What to work on:
In the records that follow, count the lines where the string "asset" appears, and give the count with nothing added.

[Interface dataset entries]
----
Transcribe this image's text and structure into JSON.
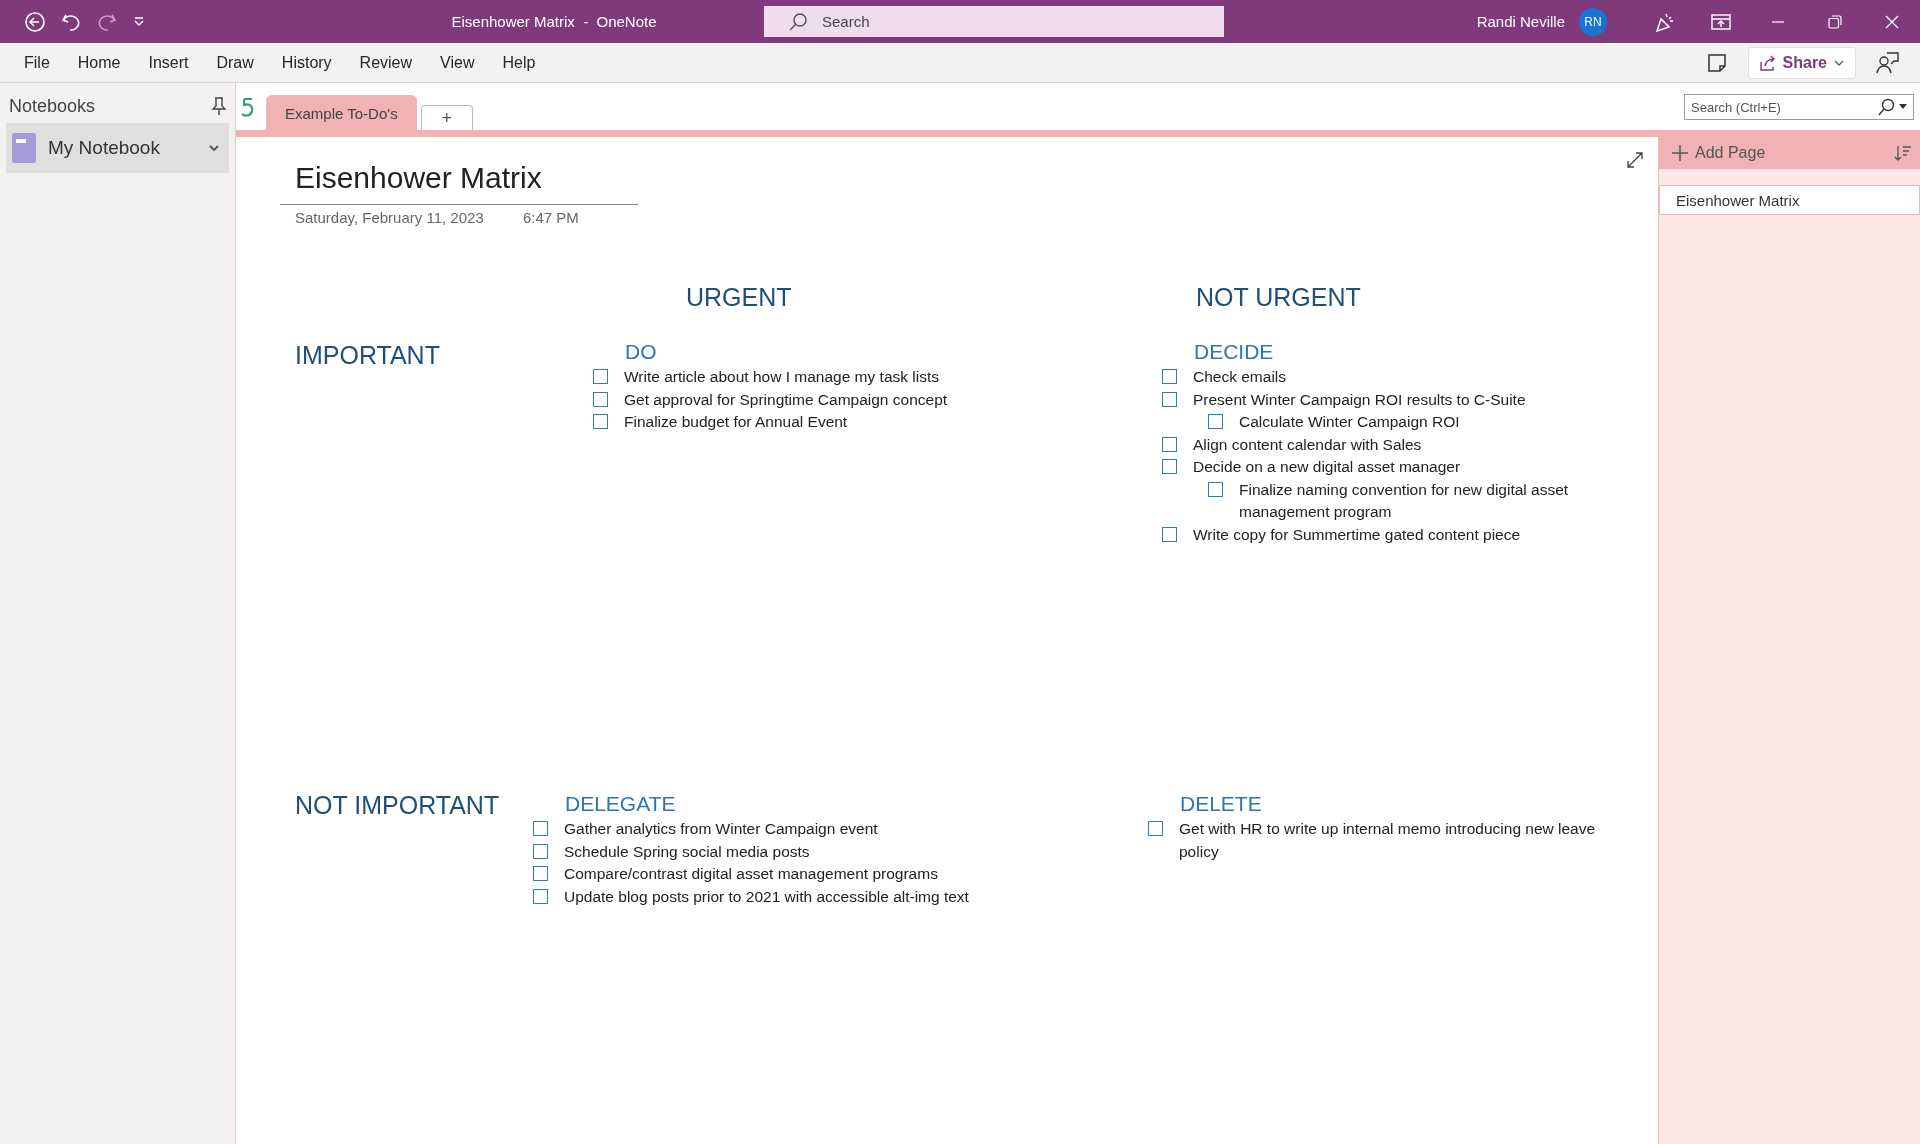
{
  "title_bar": {
    "title": "Eisenhower Matrix  -  OneNote",
    "search_placeholder": "Search",
    "user_name": "Randi Neville",
    "user_initials": "RN"
  },
  "menu": [
    "File",
    "Home",
    "Insert",
    "Draw",
    "History",
    "Review",
    "View",
    "Help"
  ],
  "share_button": "Share",
  "sidebar": {
    "heading": "Notebooks",
    "notebooks": [
      {
        "name": "My Notebook",
        "selected": true
      }
    ]
  },
  "section_tabs": [
    {
      "label": "Example To-Do's",
      "selected": true
    }
  ],
  "add_section": "+",
  "pages_pane": {
    "search_placeholder": "Search (Ctrl+E)",
    "add_page": "Add Page",
    "pages": [
      {
        "title": "Eisenhower Matrix",
        "selected": true
      }
    ]
  },
  "page": {
    "title": "Eisenhower Matrix",
    "date": "Saturday, February 11, 2023",
    "time": "6:47 PM",
    "column_headings": [
      "URGENT",
      "NOT URGENT"
    ],
    "row_headings": [
      "IMPORTANT",
      "NOT IMPORTANT"
    ],
    "quadrants": [
      {
        "heading": "DO",
        "tasks": [
          {
            "text": "Write article about how I manage my task lists",
            "checked": false
          },
          {
            "text": "Get approval for Springtime Campaign concept",
            "checked": false
          },
          {
            "text": "Finalize budget for Annual Event",
            "checked": false
          }
        ]
      },
      {
        "heading": "DECIDE",
        "tasks": [
          {
            "text": "Check emails",
            "checked": false
          },
          {
            "text": "Present Winter Campaign ROI results to C-Suite",
            "checked": false,
            "children": [
              {
                "text": "Calculate Winter Campaign ROI",
                "checked": false
              }
            ]
          },
          {
            "text": "Align content calendar with Sales",
            "checked": false
          },
          {
            "text": "Decide on a new digital asset manager",
            "checked": false,
            "children": [
              {
                "text": "Finalize naming convention for new digital asset management program",
                "checked": false
              }
            ]
          },
          {
            "text": "Write copy for Summertime gated content piece",
            "checked": false
          }
        ]
      },
      {
        "heading": "DELEGATE",
        "tasks": [
          {
            "text": "Gather analytics from Winter Campaign event",
            "checked": false
          },
          {
            "text": "Schedule Spring social media posts",
            "checked": false
          },
          {
            "text": "Compare/contrast digital asset management programs",
            "checked": false
          },
          {
            "text": "Update blog posts prior to 2021 with accessible alt-img text",
            "checked": false
          }
        ]
      },
      {
        "heading": "DELETE",
        "tasks": [
          {
            "text": "Get with HR to write up internal memo introducing new leave policy",
            "checked": false
          }
        ]
      }
    ]
  }
}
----
Exercise solution:
3